Prediction: Chicago in 6

Pacific No. 2 Vancouver (48-29-5, 101 points) vs. Pacific No. 3 Calgary (45-20-7, 97 points)

Season series: Calgary, 2-1-1

Goalies: Vancouver's Ryan Miller suffered a knee injury Feb. 22 and didn't play again before the team's regular-season finale Saturday. He had a 29-15-1 record with a 2.53 goals-against average and a .911 save percentage. Eddie Lack filled in well in his absence, but Miller's experience makes him the go-to guy. A late-season lower-body injury to Calgary starter Karri Ramo will likely force veteran Jonas Hiller into the nets. Hiller's .918 save percentage is deceptively good on a team not known for possession.

Key players: Vancouver boasts a well-balanced lineup but the most surprising part of that was Shawn Matthias, who scored a career-high 18 goals to finish tied for third on the team. Secondary scoring in the playoffs is critical. Calgary defensemen Kris Russell and Dennis Wideman had to play top minutes once captain Mark Giordano was lost for the season with a torn biceps, and they'll log even more minutes in the postseason. Russell's 283 shot blocks are an NHL record for a single season.

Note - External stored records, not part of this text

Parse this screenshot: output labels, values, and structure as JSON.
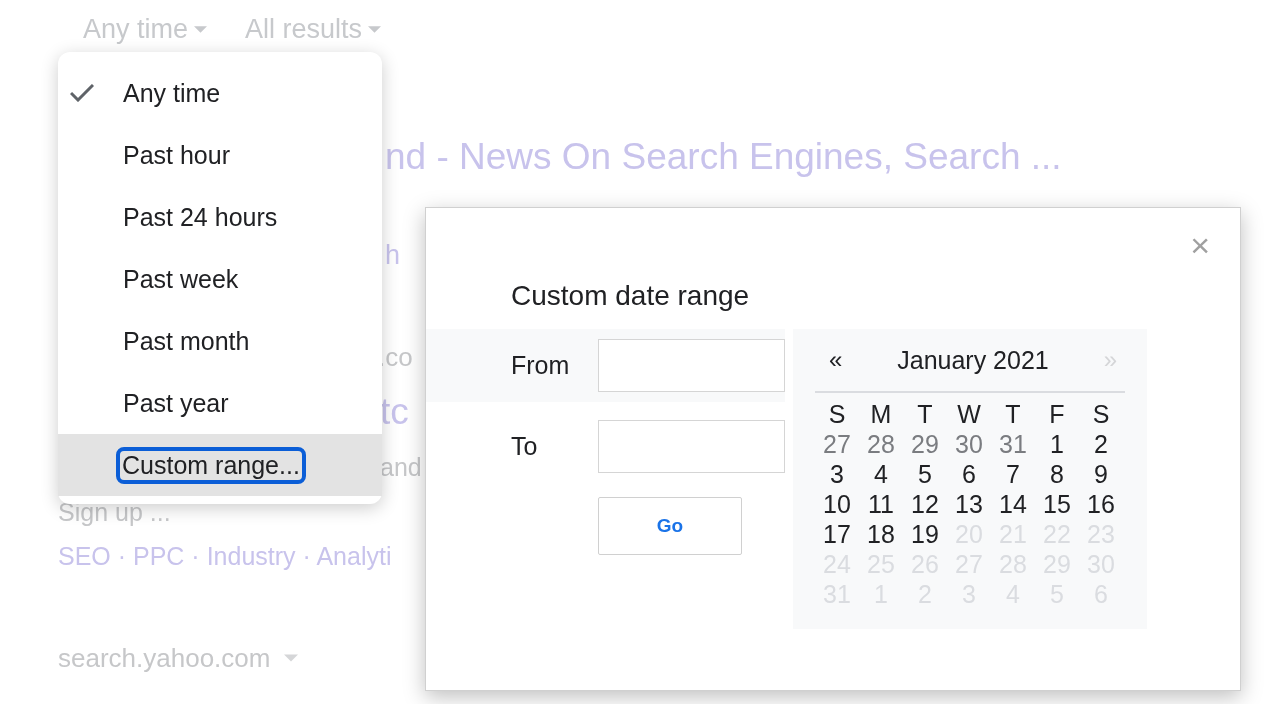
{
  "toolbar": [
    {
      "label": "Any time"
    },
    {
      "label": "All results"
    }
  ],
  "results": [
    {
      "kind": "title",
      "text": "nd - News On Search Engines, Search ..."
    },
    {
      "kind": "link",
      "text": "h"
    },
    {
      "kind": "url",
      "text": ".co"
    },
    {
      "kind": "title",
      "text": "tc"
    },
    {
      "kind": "snippet",
      "text": "and"
    },
    {
      "kind": "snippet",
      "text": "Sign up ..."
    },
    {
      "kind": "links",
      "text": "SEO · PPC · Industry · Analyti"
    },
    {
      "kind": "url_dropdown",
      "text": "search.yahoo.com"
    }
  ],
  "menu": {
    "items": [
      {
        "label": "Any time",
        "checked": true,
        "selected": false
      },
      {
        "label": "Past hour",
        "checked": false,
        "selected": false
      },
      {
        "label": "Past 24 hours",
        "checked": false,
        "selected": false
      },
      {
        "label": "Past week",
        "checked": false,
        "selected": false
      },
      {
        "label": "Past month",
        "checked": false,
        "selected": false
      },
      {
        "label": "Past year",
        "checked": false,
        "selected": false
      },
      {
        "label": "Custom range...",
        "checked": false,
        "selected": true
      }
    ]
  },
  "dialog": {
    "title": "Custom date range",
    "close": "×",
    "from": {
      "label": "From"
    },
    "to": {
      "label": "To"
    },
    "go": "Go",
    "calendar": {
      "prev": "«",
      "month": "January 2021",
      "next": "»",
      "next_disabled": true,
      "weekdays": [
        "S",
        "M",
        "T",
        "W",
        "T",
        "F",
        "S"
      ],
      "weeks": [
        [
          {
            "day": "27",
            "kind": "other"
          },
          {
            "day": "28",
            "kind": "other"
          },
          {
            "day": "29",
            "kind": "other"
          },
          {
            "day": "30",
            "kind": "other"
          },
          {
            "day": "31",
            "kind": "other"
          },
          {
            "day": "1",
            "kind": "current"
          },
          {
            "day": "2",
            "kind": "current"
          }
        ],
        [
          {
            "day": "3",
            "kind": "current"
          },
          {
            "day": "4",
            "kind": "current"
          },
          {
            "day": "5",
            "kind": "current"
          },
          {
            "day": "6",
            "kind": "current"
          },
          {
            "day": "7",
            "kind": "current"
          },
          {
            "day": "8",
            "kind": "current"
          },
          {
            "day": "9",
            "kind": "current"
          }
        ],
        [
          {
            "day": "10",
            "kind": "current"
          },
          {
            "day": "11",
            "kind": "current"
          },
          {
            "day": "12",
            "kind": "current"
          },
          {
            "day": "13",
            "kind": "current"
          },
          {
            "day": "14",
            "kind": "current"
          },
          {
            "day": "15",
            "kind": "current"
          },
          {
            "day": "16",
            "kind": "current"
          }
        ],
        [
          {
            "day": "17",
            "kind": "current"
          },
          {
            "day": "18",
            "kind": "current"
          },
          {
            "day": "19",
            "kind": "current"
          },
          {
            "day": "20",
            "kind": "disabled"
          },
          {
            "day": "21",
            "kind": "disabled"
          },
          {
            "day": "22",
            "kind": "disabled"
          },
          {
            "day": "23",
            "kind": "disabled"
          }
        ],
        [
          {
            "day": "24",
            "kind": "disabled"
          },
          {
            "day": "25",
            "kind": "disabled"
          },
          {
            "day": "26",
            "kind": "disabled"
          },
          {
            "day": "27",
            "kind": "disabled"
          },
          {
            "day": "28",
            "kind": "disabled"
          },
          {
            "day": "29",
            "kind": "disabled"
          },
          {
            "day": "30",
            "kind": "disabled"
          }
        ],
        [
          {
            "day": "31",
            "kind": "disabled"
          },
          {
            "day": "1",
            "kind": "disabled"
          },
          {
            "day": "2",
            "kind": "disabled"
          },
          {
            "day": "3",
            "kind": "disabled"
          },
          {
            "day": "4",
            "kind": "disabled"
          },
          {
            "day": "5",
            "kind": "disabled"
          },
          {
            "day": "6",
            "kind": "disabled"
          }
        ]
      ]
    }
  }
}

Key stats: Calgary was No. 1 in the NHL with 1,557 blocked shots this season. … Calgary's penalty-killing unit ranked 20th (80.6 percent) in the NHL, the worst mark of the eight Western Conference playoff teams, but the Flames took the second-fewest minor penalties in the league (212). … The past three times the Flames and Canucks have met in the playoffs, the winner of the series went on to play in the Stanley Cup Final.

Breakdown: The Flames were supposed to be a lottery team this season, but first-year GM Brad Treliving bolstered a lineup with hard workers, the blue line was one of the league's best and the No. 1 line of Sean Monahan, Johnny Gaudreau and Jiri Hudler was a force over the course of the season. Vancouver ranks 12th in the NHL in goals against but it allowed two goals or fewer in 10 of its final 20 games of the season because its playoff-experienced blue line got healthy. The Canucks normally go as the Sedins go, but if they can get balanced scoring, including second-line wing Radim Vrbata (31 goals), Vancouver could handle an inexperienced Calgary club that is minus its best defenseman. On the other hand, don't discount the emotional wave Calgary is riding.

Prediction: Calgary in 6